(Web page and app entries)

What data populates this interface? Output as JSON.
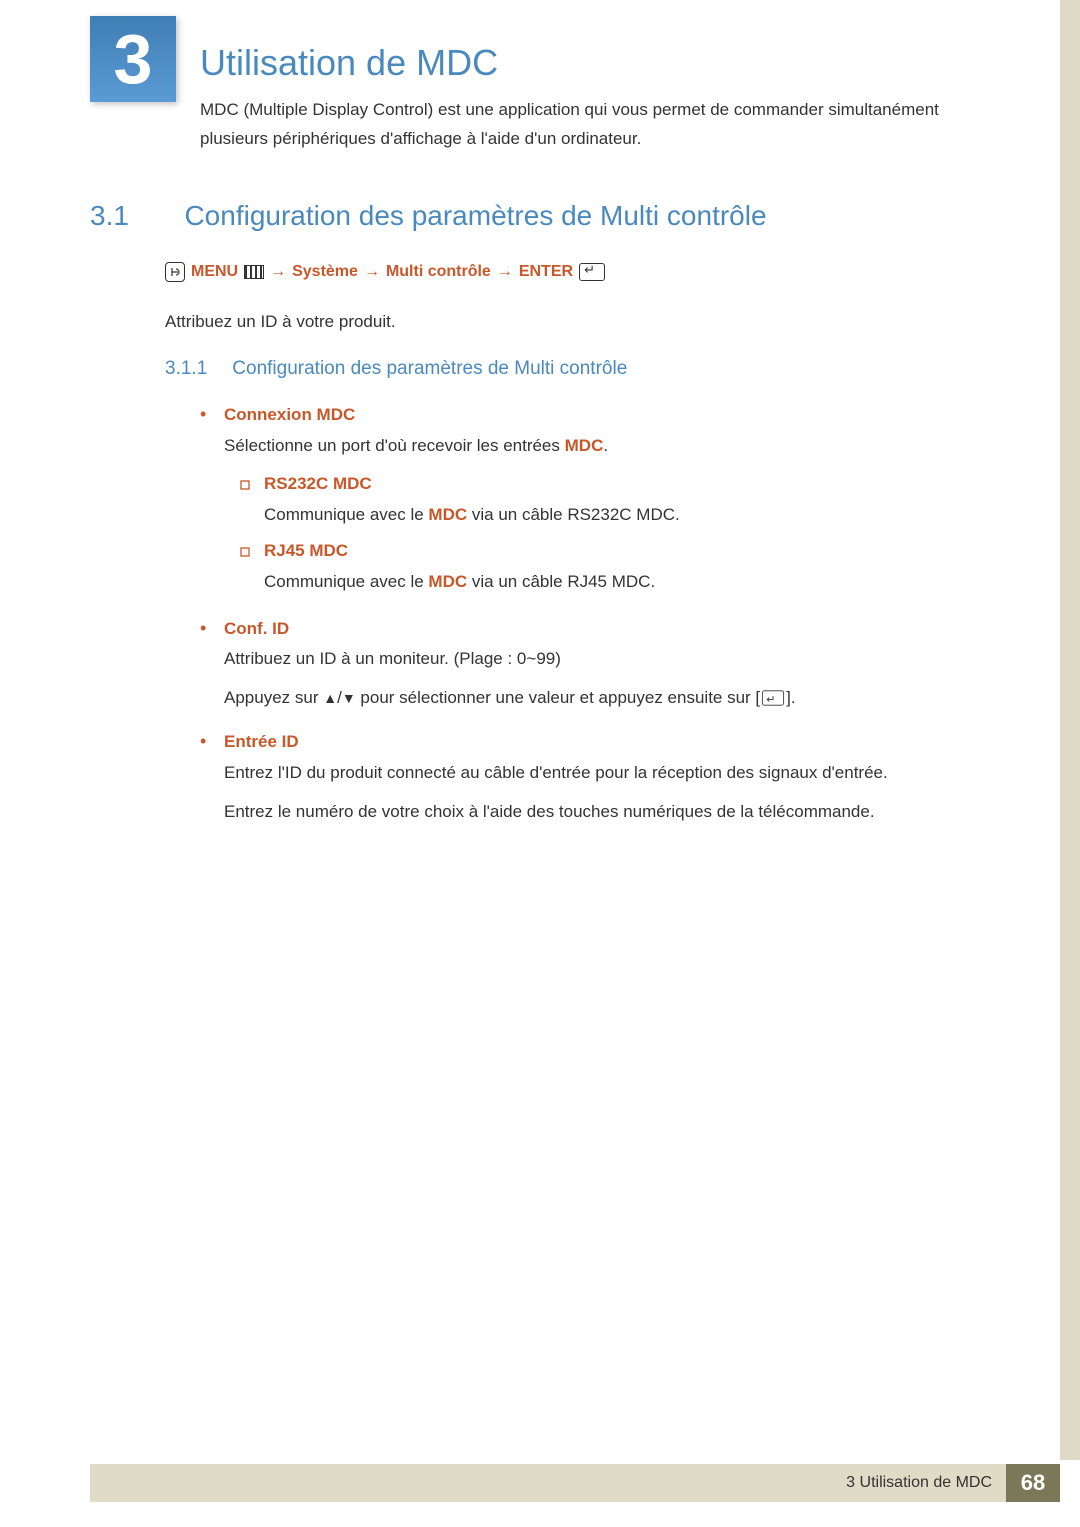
{
  "chapter": {
    "number": "3",
    "title": "Utilisation de MDC"
  },
  "intro": "MDC (Multiple Display Control) est une application qui vous permet de commander simultanément plusieurs périphériques d'affichage à l'aide d'un ordinateur.",
  "section": {
    "number": "3.1",
    "title": "Configuration des paramètres de Multi contrôle"
  },
  "navpath": {
    "menu": "MENU",
    "sys": "Système",
    "multi": "Multi contrôle",
    "enter": "ENTER",
    "arrow": "→"
  },
  "assign": "Attribuez un ID à votre produit.",
  "subsection": {
    "number": "3.1.1",
    "title": "Configuration des paramètres de Multi contrôle"
  },
  "items": {
    "connexion": {
      "label": "Connexion MDC",
      "desc_a": "Sélectionne un port d'où recevoir les entrées ",
      "desc_b": "MDC",
      "desc_c": ".",
      "sub": {
        "rs": {
          "label": "RS232C MDC",
          "desc_a": "Communique avec le ",
          "desc_b": "MDC",
          "desc_c": " via un câble RS232C MDC."
        },
        "rj": {
          "label": "RJ45 MDC",
          "desc_a": "Communique avec le ",
          "desc_b": "MDC",
          "desc_c": " via un câble RJ45 MDC."
        }
      }
    },
    "confid": {
      "label": "Conf. ID",
      "line1": "Attribuez un ID à un moniteur. (Plage : 0~99)",
      "line2_a": "Appuyez sur ",
      "line2_b": " pour sélectionner une valeur et appuyez ensuite sur [",
      "line2_c": "]."
    },
    "entree": {
      "label": "Entrée ID",
      "line1": "Entrez l'ID du produit connecté au câble d'entrée pour la réception des signaux d'entrée.",
      "line2": "Entrez le numéro de votre choix à l'aide des touches numériques de la télécommande."
    }
  },
  "footer": {
    "chapter_label": "3 Utilisation de MDC",
    "page": "68"
  }
}
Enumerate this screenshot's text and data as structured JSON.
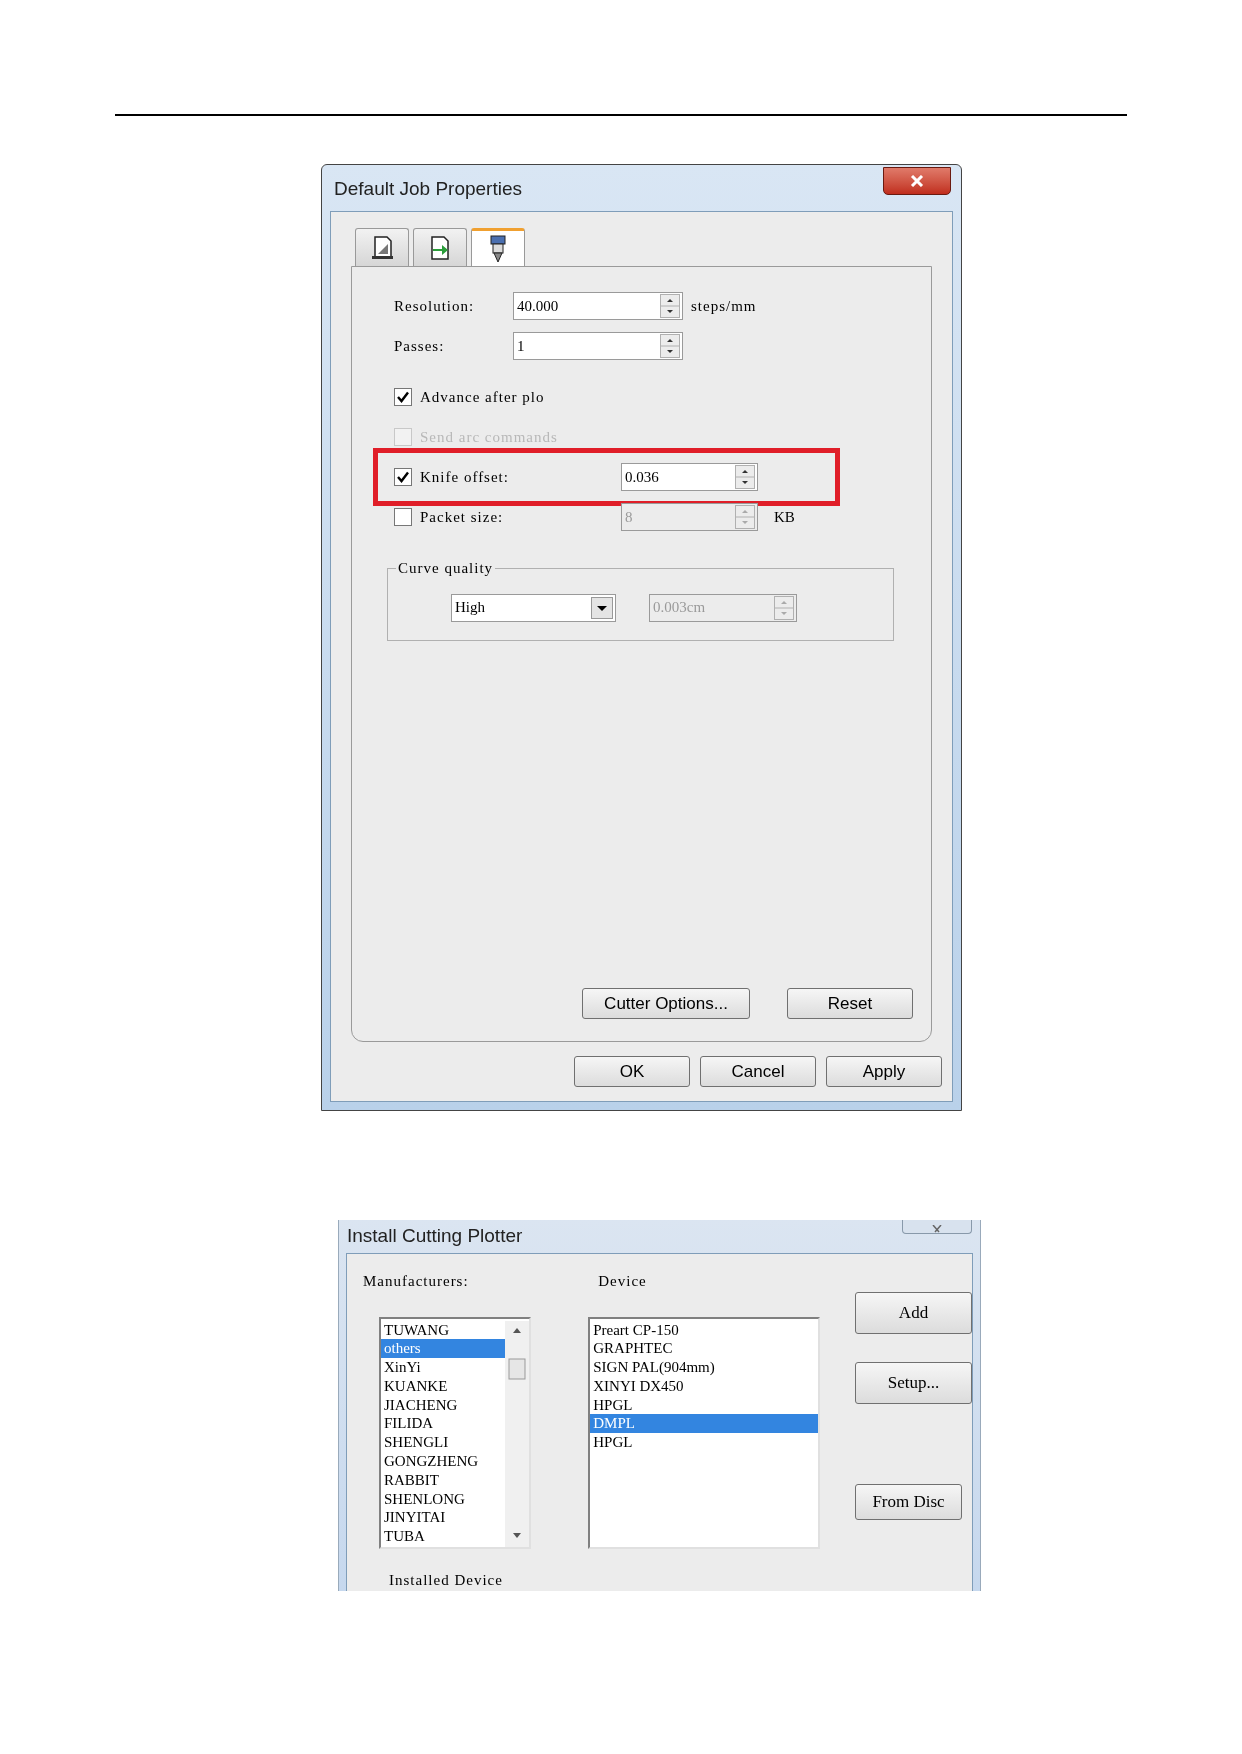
{
  "job_dialog": {
    "title": "Default Job Properties",
    "tabs": [
      {
        "kind": "page",
        "selected": false
      },
      {
        "kind": "transfer",
        "selected": false
      },
      {
        "kind": "knife",
        "selected": true
      }
    ],
    "resolution": {
      "label": "Resolution:",
      "value": "40.000",
      "unit": "steps/mm"
    },
    "passes": {
      "label": "Passes:",
      "value": "1"
    },
    "options": [
      {
        "label": "Advance after plo",
        "checked": true,
        "disabled": false,
        "highlighted": false
      },
      {
        "label": "Send arc commands",
        "checked": false,
        "disabled": true,
        "highlighted": false
      },
      {
        "label": "Knife offset:",
        "checked": true,
        "disabled": false,
        "highlighted": true,
        "value": "0.036",
        "value_disabled": false
      },
      {
        "label": "Packet size:",
        "checked": false,
        "disabled": false,
        "highlighted": false,
        "value": "8",
        "value_disabled": true,
        "unit": "KB"
      }
    ],
    "curve_quality": {
      "title": "Curve quality",
      "quality": "High",
      "step": "0.003cm",
      "step_disabled": true
    },
    "tab_buttons": [
      "Cutter Options...",
      "Reset"
    ],
    "buttons": [
      "OK",
      "Cancel",
      "Apply"
    ]
  },
  "plotter_dialog": {
    "title": "Install Cutting Plotter",
    "manufacturers_label": "Manufacturers:",
    "device_label": "Device",
    "manufacturers": [
      {
        "name": "TUWANG",
        "selected": false
      },
      {
        "name": "others",
        "selected": true
      },
      {
        "name": "XinYi",
        "selected": false
      },
      {
        "name": "KUANKE",
        "selected": false
      },
      {
        "name": "JIACHENG",
        "selected": false
      },
      {
        "name": "FILIDA",
        "selected": false
      },
      {
        "name": "SHENGLI",
        "selected": false
      },
      {
        "name": "GONGZHENG",
        "selected": false
      },
      {
        "name": "RABBIT",
        "selected": false
      },
      {
        "name": "SHENLONG",
        "selected": false
      },
      {
        "name": "JINYITAI",
        "selected": false
      },
      {
        "name": "TUBA",
        "selected": false
      }
    ],
    "devices": [
      {
        "name": "Preart CP-150",
        "selected": false
      },
      {
        "name": "GRAPHTEC",
        "selected": false
      },
      {
        "name": "SIGN PAL(904mm)",
        "selected": false
      },
      {
        "name": "XINYI DX450",
        "selected": false
      },
      {
        "name": "HPGL",
        "selected": false
      },
      {
        "name": "DMPL",
        "selected": true
      },
      {
        "name": "HPGL",
        "selected": false
      }
    ],
    "buttons": [
      "Add",
      "Setup...",
      "From Disc"
    ],
    "installed_label": "Installed Device"
  }
}
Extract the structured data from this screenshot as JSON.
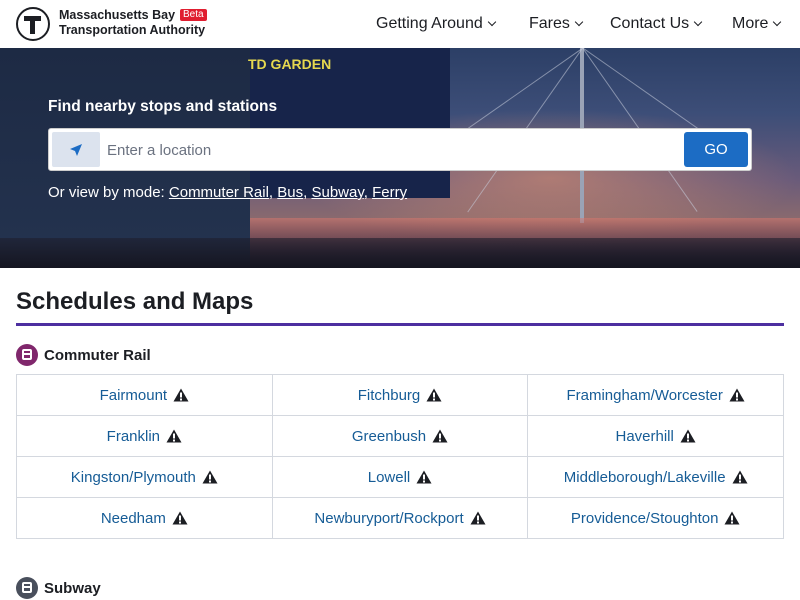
{
  "brand": {
    "line1": "Massachusetts Bay",
    "line2": "Transportation Authority",
    "badge": "Beta"
  },
  "nav": {
    "items": [
      {
        "label": "Getting Around"
      },
      {
        "label": "Fares"
      },
      {
        "label": "Contact Us"
      },
      {
        "label": "More"
      }
    ]
  },
  "hero": {
    "title": "Find nearby stops and stations",
    "arena_sign": "TD GARDEN",
    "search": {
      "placeholder": "Enter a location",
      "value": "",
      "go_label": "GO"
    },
    "mode_prefix": "Or view by mode:",
    "modes": [
      "Commuter Rail",
      "Bus",
      "Subway",
      "Ferry"
    ]
  },
  "main": {
    "section_title": "Schedules and Maps",
    "commuter_rail": {
      "heading": "Commuter Rail",
      "color": "#80276c",
      "lines": [
        "Fairmount",
        "Fitchburg",
        "Framingham/Worcester",
        "Franklin",
        "Greenbush",
        "Haverhill",
        "Kingston/Plymouth",
        "Lowell",
        "Middleborough/Lakeville",
        "Needham",
        "Newburyport/Rockport",
        "Providence/Stoughton"
      ]
    },
    "subway": {
      "heading": "Subway",
      "color": "#494f5c"
    }
  },
  "colors": {
    "link": "#165c96",
    "accent_rule": "#4d2fa0",
    "go_button": "#1c6cc4"
  }
}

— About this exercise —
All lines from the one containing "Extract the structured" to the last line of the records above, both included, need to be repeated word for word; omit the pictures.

— Task result —
Extract the structured data from this screenshot as JSON.
{
  "brand": {
    "line1": "Massachusetts Bay",
    "line2": "Transportation Authority",
    "badge": "Beta"
  },
  "nav": {
    "items": [
      {
        "label": "Getting Around"
      },
      {
        "label": "Fares"
      },
      {
        "label": "Contact Us"
      },
      {
        "label": "More"
      }
    ]
  },
  "hero": {
    "title": "Find nearby stops and stations",
    "arena_sign": "TD GARDEN",
    "search": {
      "placeholder": "Enter a location",
      "value": "",
      "go_label": "GO"
    },
    "mode_prefix": "Or view by mode:",
    "modes": [
      "Commuter Rail",
      "Bus",
      "Subway",
      "Ferry"
    ]
  },
  "main": {
    "section_title": "Schedules and Maps",
    "commuter_rail": {
      "heading": "Commuter Rail",
      "color": "#80276c",
      "lines": [
        "Fairmount",
        "Fitchburg",
        "Framingham/Worcester",
        "Franklin",
        "Greenbush",
        "Haverhill",
        "Kingston/Plymouth",
        "Lowell",
        "Middleborough/Lakeville",
        "Needham",
        "Newburyport/Rockport",
        "Providence/Stoughton"
      ]
    },
    "subway": {
      "heading": "Subway",
      "color": "#494f5c"
    }
  },
  "colors": {
    "link": "#165c96",
    "accent_rule": "#4d2fa0",
    "go_button": "#1c6cc4"
  }
}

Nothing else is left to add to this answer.